The new system would be in place by the end of a Labour government’s first term in office – a maximum of five years – the MP said.
Ms Rayner added: “We will work with schools, colleges, and universities to design and implement the new system, and continue to develop our plans to make higher education genuinely accessible to all.”
Jo Grady, general secretary of the University and College Union, said the plan would help “level the playing field for students” and “end the chaotic clearing scramble” – where students apply to universities if their actual grades do not match their predicted ones.
David Hughes, chief executive of the Association of Colleges, said: “With only 16% of applicants achieving their predicted A-level grades, it is clear that pre-results applications are problematic.”
But the plans were criticised by UCAS – the organisation that currently runs university admissions.
Clare Marchant, its chief executive, said young people need their teachers’ support when applying to university, and would struggle to get it when schools and colleges are closed in the run-up to results day in August.
She added: “Universities and colleges need time for interviews, auditions, and considering contextual information about applicants, and time to put in place support services to help care leavers, first in family, and disabled students, transition into higher education.”
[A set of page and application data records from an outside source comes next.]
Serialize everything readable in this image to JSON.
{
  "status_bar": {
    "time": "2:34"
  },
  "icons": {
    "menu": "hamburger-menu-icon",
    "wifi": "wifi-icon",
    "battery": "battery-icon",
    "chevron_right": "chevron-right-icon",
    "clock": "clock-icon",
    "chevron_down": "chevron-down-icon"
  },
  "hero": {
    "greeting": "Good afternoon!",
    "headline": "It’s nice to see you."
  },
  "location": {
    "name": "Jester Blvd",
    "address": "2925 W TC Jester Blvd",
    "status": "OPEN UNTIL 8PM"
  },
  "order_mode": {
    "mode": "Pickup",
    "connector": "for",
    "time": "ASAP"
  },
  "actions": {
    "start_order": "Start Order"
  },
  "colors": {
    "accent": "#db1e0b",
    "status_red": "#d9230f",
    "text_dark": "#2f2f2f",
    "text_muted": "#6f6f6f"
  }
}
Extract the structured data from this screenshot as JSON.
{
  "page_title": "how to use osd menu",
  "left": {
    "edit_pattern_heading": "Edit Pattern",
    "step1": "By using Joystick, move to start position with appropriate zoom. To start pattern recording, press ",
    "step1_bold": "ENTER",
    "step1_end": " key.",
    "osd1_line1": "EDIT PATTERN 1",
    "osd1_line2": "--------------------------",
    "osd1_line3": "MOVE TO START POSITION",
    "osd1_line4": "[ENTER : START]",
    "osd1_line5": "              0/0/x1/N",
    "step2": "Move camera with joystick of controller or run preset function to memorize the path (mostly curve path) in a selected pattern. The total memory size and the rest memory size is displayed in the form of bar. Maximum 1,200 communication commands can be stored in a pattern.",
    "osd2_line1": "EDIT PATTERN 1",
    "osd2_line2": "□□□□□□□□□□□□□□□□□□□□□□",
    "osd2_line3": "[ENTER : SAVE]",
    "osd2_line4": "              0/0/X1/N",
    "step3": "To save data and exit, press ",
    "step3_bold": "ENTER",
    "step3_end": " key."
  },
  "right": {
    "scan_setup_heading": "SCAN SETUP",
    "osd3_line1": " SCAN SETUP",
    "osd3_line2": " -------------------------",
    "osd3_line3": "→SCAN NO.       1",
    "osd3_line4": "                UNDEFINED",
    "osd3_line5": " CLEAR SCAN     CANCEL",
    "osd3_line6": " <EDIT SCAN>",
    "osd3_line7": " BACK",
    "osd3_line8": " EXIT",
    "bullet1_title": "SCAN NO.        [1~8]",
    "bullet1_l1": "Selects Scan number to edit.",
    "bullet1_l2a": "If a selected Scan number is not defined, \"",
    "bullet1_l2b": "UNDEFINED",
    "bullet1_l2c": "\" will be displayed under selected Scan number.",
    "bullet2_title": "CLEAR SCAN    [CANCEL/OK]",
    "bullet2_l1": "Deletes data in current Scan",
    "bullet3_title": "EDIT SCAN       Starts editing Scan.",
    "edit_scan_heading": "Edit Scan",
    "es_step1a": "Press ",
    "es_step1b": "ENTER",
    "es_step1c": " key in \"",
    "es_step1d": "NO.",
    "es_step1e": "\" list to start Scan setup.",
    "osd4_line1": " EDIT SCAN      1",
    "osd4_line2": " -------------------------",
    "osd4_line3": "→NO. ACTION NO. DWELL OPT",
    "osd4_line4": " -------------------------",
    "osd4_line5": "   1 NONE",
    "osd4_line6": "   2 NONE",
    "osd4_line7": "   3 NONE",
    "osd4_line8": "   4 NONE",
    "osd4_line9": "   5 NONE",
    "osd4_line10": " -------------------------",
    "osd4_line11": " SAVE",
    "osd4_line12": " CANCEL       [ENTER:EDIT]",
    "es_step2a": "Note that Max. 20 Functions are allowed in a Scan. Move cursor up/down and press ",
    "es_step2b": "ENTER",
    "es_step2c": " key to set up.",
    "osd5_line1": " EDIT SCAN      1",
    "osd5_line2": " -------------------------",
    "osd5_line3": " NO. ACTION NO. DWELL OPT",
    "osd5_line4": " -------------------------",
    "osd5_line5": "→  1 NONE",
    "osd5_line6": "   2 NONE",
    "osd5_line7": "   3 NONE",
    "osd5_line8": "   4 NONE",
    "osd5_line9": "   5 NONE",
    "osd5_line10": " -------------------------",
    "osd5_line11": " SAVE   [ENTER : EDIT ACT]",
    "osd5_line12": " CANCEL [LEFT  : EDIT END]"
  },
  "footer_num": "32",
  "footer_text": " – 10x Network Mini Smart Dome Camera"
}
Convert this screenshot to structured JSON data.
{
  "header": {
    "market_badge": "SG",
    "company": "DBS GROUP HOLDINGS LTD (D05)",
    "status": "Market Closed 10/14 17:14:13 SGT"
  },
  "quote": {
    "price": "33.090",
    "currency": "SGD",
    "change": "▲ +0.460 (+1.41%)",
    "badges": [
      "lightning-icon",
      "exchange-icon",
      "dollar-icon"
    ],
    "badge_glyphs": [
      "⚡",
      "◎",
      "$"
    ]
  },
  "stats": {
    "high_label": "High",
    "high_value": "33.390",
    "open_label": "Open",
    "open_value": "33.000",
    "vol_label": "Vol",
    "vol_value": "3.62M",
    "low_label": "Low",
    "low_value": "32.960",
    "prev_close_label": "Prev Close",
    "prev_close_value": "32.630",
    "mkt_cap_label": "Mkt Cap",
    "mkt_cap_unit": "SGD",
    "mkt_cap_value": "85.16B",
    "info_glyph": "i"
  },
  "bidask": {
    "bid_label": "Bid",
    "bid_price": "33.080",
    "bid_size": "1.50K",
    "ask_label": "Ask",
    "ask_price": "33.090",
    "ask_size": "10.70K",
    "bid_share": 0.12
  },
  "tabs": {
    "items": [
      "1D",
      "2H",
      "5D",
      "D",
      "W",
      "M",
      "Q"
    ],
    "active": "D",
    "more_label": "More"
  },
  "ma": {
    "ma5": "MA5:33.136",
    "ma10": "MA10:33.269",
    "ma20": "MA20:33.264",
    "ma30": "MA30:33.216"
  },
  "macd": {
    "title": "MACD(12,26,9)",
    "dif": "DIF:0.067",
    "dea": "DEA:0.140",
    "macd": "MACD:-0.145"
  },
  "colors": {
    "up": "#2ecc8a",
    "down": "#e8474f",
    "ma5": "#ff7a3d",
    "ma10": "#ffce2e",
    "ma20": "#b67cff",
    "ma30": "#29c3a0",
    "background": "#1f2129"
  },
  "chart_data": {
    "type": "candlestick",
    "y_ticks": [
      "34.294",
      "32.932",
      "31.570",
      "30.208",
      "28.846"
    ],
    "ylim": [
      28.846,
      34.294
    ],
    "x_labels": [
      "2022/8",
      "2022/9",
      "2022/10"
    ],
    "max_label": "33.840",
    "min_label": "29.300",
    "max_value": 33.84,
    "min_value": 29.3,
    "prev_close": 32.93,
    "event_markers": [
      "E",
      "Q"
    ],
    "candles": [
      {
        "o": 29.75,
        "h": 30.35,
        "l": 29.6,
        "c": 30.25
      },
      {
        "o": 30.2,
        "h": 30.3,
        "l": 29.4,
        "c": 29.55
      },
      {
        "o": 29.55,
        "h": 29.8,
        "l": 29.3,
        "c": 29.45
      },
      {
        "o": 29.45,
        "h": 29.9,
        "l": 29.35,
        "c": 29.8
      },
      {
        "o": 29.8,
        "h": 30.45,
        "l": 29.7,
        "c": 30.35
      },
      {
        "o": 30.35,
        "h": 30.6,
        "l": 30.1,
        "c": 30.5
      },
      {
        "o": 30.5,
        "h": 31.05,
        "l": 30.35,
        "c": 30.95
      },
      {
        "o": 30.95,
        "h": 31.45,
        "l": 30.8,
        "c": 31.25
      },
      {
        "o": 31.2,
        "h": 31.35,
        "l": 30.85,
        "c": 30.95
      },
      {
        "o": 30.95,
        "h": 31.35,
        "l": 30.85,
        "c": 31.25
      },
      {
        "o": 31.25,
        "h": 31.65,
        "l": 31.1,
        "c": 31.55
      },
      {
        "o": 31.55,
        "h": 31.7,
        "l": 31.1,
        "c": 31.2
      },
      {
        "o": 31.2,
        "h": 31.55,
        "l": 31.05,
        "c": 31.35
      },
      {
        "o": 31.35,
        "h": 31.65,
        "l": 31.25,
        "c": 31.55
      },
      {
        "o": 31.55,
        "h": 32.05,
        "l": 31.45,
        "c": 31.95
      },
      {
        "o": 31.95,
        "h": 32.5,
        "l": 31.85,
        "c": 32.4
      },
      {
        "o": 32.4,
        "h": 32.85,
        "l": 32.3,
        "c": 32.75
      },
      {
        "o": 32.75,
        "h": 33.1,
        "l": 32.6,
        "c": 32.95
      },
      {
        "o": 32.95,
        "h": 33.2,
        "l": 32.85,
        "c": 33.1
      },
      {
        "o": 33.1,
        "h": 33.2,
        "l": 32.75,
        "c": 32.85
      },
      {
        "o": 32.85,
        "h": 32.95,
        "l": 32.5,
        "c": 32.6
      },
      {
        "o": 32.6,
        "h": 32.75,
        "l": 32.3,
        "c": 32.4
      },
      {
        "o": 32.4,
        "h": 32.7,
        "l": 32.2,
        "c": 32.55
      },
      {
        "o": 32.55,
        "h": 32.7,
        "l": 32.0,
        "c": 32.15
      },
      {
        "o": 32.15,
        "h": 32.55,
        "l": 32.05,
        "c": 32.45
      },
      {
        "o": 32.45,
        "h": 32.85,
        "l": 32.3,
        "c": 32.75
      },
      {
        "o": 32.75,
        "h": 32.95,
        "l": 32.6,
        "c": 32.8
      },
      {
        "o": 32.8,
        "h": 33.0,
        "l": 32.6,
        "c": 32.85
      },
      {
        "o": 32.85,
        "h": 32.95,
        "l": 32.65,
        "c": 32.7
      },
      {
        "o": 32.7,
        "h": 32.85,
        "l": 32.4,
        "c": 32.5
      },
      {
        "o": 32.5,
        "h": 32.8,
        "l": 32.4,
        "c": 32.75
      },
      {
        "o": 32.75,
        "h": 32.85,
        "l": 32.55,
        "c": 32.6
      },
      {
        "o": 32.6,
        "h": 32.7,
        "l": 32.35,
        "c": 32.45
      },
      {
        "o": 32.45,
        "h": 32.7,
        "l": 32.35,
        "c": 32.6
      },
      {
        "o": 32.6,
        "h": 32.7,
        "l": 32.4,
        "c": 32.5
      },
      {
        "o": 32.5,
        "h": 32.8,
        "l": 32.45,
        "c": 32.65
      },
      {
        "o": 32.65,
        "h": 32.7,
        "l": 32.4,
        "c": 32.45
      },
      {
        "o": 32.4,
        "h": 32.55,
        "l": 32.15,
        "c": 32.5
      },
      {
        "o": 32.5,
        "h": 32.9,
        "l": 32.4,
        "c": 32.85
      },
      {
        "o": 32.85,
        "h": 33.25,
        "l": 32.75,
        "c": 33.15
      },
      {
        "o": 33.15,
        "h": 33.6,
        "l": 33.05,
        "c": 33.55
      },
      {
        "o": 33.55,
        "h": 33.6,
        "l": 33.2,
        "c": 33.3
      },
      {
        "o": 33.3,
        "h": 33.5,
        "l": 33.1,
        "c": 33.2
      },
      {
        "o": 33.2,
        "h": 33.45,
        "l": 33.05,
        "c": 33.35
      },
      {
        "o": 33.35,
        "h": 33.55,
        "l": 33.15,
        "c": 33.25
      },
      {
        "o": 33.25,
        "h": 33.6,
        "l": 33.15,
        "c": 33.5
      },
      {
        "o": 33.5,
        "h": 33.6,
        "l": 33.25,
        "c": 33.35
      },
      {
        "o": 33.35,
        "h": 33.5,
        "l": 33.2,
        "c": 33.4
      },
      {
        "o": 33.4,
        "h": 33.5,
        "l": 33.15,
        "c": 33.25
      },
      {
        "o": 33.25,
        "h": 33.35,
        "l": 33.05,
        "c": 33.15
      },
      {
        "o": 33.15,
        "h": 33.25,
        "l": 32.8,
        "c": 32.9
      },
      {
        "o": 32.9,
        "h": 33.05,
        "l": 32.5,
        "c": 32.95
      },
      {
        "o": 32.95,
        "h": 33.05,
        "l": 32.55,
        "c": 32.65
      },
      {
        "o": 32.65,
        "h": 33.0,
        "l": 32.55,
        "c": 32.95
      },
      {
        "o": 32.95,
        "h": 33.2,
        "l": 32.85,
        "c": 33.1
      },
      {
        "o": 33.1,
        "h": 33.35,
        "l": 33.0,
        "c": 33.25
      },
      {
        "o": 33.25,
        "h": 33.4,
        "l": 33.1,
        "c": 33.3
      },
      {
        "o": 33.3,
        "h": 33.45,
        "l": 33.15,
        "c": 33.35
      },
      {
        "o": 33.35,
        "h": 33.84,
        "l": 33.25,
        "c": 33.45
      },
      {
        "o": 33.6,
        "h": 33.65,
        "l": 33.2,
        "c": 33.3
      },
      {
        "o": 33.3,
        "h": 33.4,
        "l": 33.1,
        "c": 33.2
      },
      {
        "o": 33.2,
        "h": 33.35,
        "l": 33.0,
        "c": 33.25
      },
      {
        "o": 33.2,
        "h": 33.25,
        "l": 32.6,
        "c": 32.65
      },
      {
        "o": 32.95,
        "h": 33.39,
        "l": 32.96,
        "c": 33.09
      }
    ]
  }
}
The current system was defended by the Department for Education, who said last year a record rate of 18-year-olds from disadvantaged backgrounds went to university – up more than 50% from 10 years ago.